An Estimation of Economic Models with Recursive Preferences
This paper presents estimates of key preference parameters of the Epstein and Zin (1989, 1991) and Weil (1989) (EZW) recursive utility model, evaluates the model's ability to fit asset return data relative to other asset pricing models, and investigates the implications of such estimates for the unobservable aggregate wealth return. Our empirical results indicate that the estimated relative risk aversion parameter ranges from 17-60, with higher values for aggregate consumption than for stockholder consumption, while the estimated elasticity of intertemporal substitution is above one. In addition, the estimated model-implied aggregate wealth return is found to be weakly correlated with the CRSP value-weighted stock market return, suggesting that the return to human wealth is negatively correlated with the aggregate stock market return.
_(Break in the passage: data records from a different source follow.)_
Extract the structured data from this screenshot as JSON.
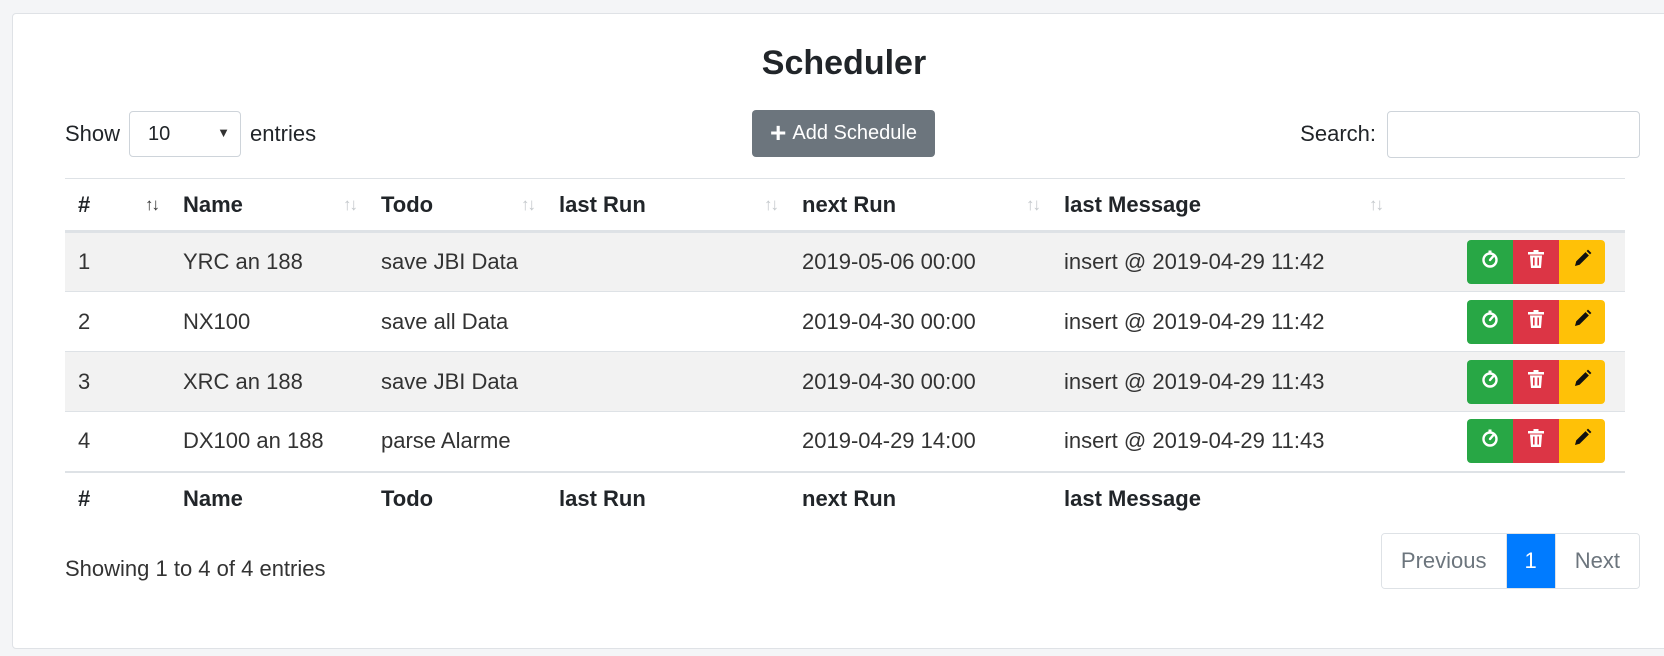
{
  "title": "Scheduler",
  "length_menu": {
    "prefix": "Show",
    "value": "10",
    "suffix": "entries"
  },
  "add_button_label": "Add Schedule",
  "search": {
    "label": "Search:",
    "value": "",
    "placeholder": ""
  },
  "columns": [
    "#",
    "Name",
    "Todo",
    "last Run",
    "next Run",
    "last Message"
  ],
  "rows": [
    {
      "id": "1",
      "name": "YRC an 188",
      "todo": "save JBI Data",
      "last_run": "",
      "next_run": "2019-05-06 00:00",
      "last_message": "insert @ 2019-04-29 11:42"
    },
    {
      "id": "2",
      "name": "NX100",
      "todo": "save all Data",
      "last_run": "",
      "next_run": "2019-04-30 00:00",
      "last_message": "insert @ 2019-04-29 11:42"
    },
    {
      "id": "3",
      "name": "XRC an 188",
      "todo": "save JBI Data",
      "last_run": "",
      "next_run": "2019-04-30 00:00",
      "last_message": "insert @ 2019-04-29 11:43"
    },
    {
      "id": "4",
      "name": "DX100 an 188",
      "todo": "parse Alarme",
      "last_run": "",
      "next_run": "2019-04-29 14:00",
      "last_message": "insert @ 2019-04-29 11:43"
    }
  ],
  "row_actions": {
    "run": {
      "icon": "timer-icon",
      "color": "#28a745"
    },
    "delete": {
      "icon": "trash-icon",
      "color": "#dc3545"
    },
    "edit": {
      "icon": "pencil-icon",
      "color": "#ffc107"
    }
  },
  "info_text": "Showing 1 to 4 of 4 entries",
  "pagination": {
    "previous": "Previous",
    "current": "1",
    "next": "Next"
  },
  "colors": {
    "primary": "#007bff",
    "secondary": "#6c757d"
  }
}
We acknowledge financial support from the National Science Foundation (Chen and Ludvigson) and from the Alfred P. Sloan Foundation (Ludvigson). We are grateful to Orazio Attanasio, Richard Blundell, Darrel Duffie, Lars Hansen, Monika Piazzesi, Annette Vissing-Jorgensen, Gianluca Violante, Motohiro Yogo, Stanley Zin, and to seminar participants at NYU, UC Berkeley, the University of Chicago, the June 2007 SED annual meetings, the July 2007 NBER Summer Institute Methods and Applications for Dynamic, Stochastic General Equilibrium Models Workshop, and the September 2007 CMU Conference in honor of Hansen-Singleton 1982 paper for helpful comments. We also thank Annette Vissing-Jorgensen for help with the stockholder consumption data. Any errors or omissions are the responsibility of the authors, and do not necessarily reflect the views of the National Science Foundation or the National Bureau of Economic Research.
“An Estimation of Recursive Preferences,” (with Jack Favilukis and Xiaohong Chen), in Quantitative Economics (forthcoming). citation courtesy of